Sometimes only a single name in a class attribute should be added (or omitted) and sometimes the style attribute needs to be modified. Changing the complete attribute value makes the template fragile with regard to modifications made by the web designer after the initial development and deployment.
Simple loop:
Most web applications make database queries and display the results in a table or list. For each query result, the template system should loop over a designated sample row/list-item and emit the content for each query result, including performing all the replacements etc. inside the sub-template.
Complex loop data: (scoping)
Some rows contain complex information, e.g. each row requires separate database queries or complex calculations. Sometimes summary views display several pieces of information which are not combined into a single entity in the rest of the application. It is therefore useful to be able to easily create a local model for each row/list-item in template loops.
Multiple templates in the same servlet:
The typical example is the `print friendly' version of a page which cannot be created using only style sheets but must be created using a different template. Usually such pages share almost all dynamic parts and the required template is indicated by e.g. a `print=1' URL argument which makes it difficult to use a specific servlet for each template.

The inverse pattern is to use the same template in several servlets although two completely different implementations for the same page is quite uncommon: I only use this inverted pattern for very simple pages, e.g. `quick and dirty' pages which are not displayed to normal users but only to developers/admins, e.g. debug dumps. The only dynamic parts of those simple pages are the title and a single content substitution in the main body.
Partial template:

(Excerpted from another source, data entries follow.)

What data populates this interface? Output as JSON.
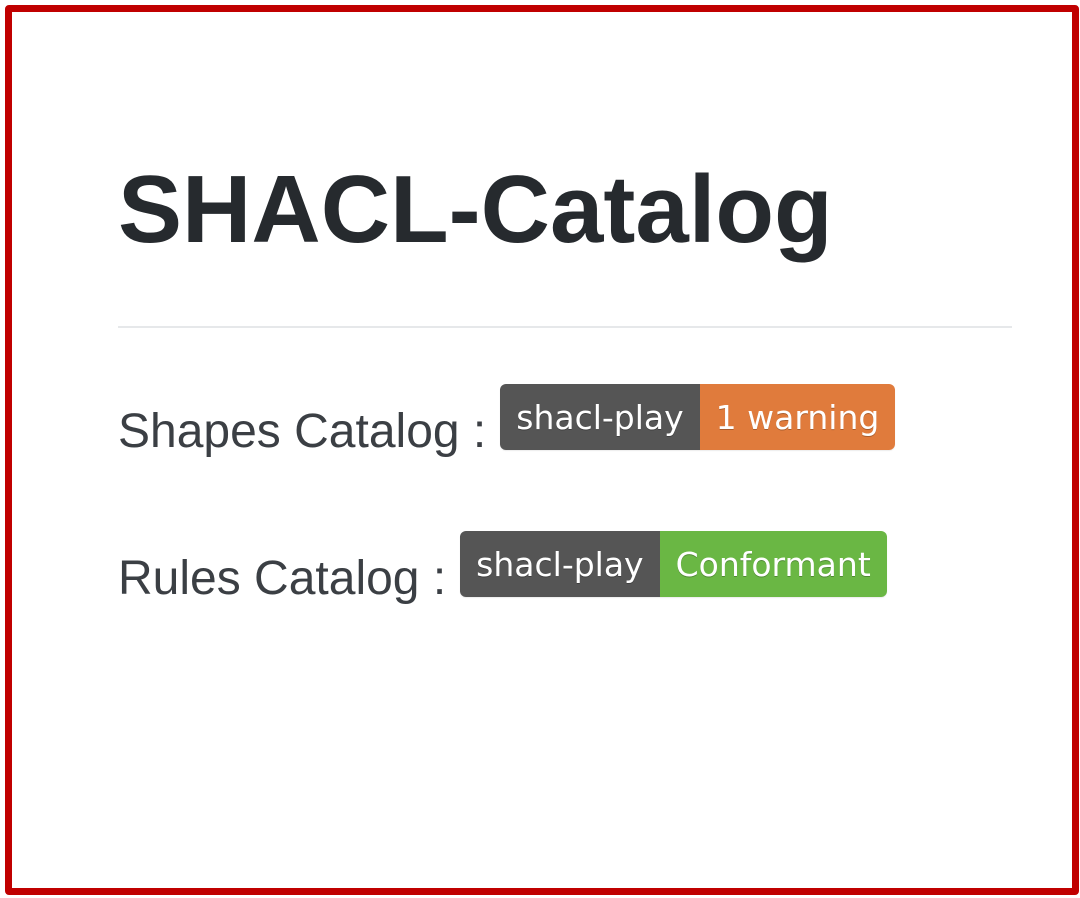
{
  "page": {
    "title": "SHACL-Catalog"
  },
  "catalogs": [
    {
      "label": "Shapes Catalog :",
      "badge": {
        "left_text": "shacl-play",
        "right_text": "1 warning",
        "right_color": "#e07b3c",
        "left_color": "#555555"
      }
    },
    {
      "label": "Rules Catalog :",
      "badge": {
        "left_text": "shacl-play",
        "right_text": "Conformant",
        "right_color": "#6ab744",
        "left_color": "#555555"
      }
    }
  ],
  "colors": {
    "frame_border": "#c00000",
    "title_text": "#262a2e",
    "body_text": "#3b3f44"
  }
}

Parts of AJAX-based pages are updated using Javascript's innerHTML. When the page is designed, the sub-part is designed as an integral part of the complete page rather than a separate template. This creates the need for generating only the sub-part of a template without the overhead of generating the complete page and then chopping off the unwanted (pre and post) parts.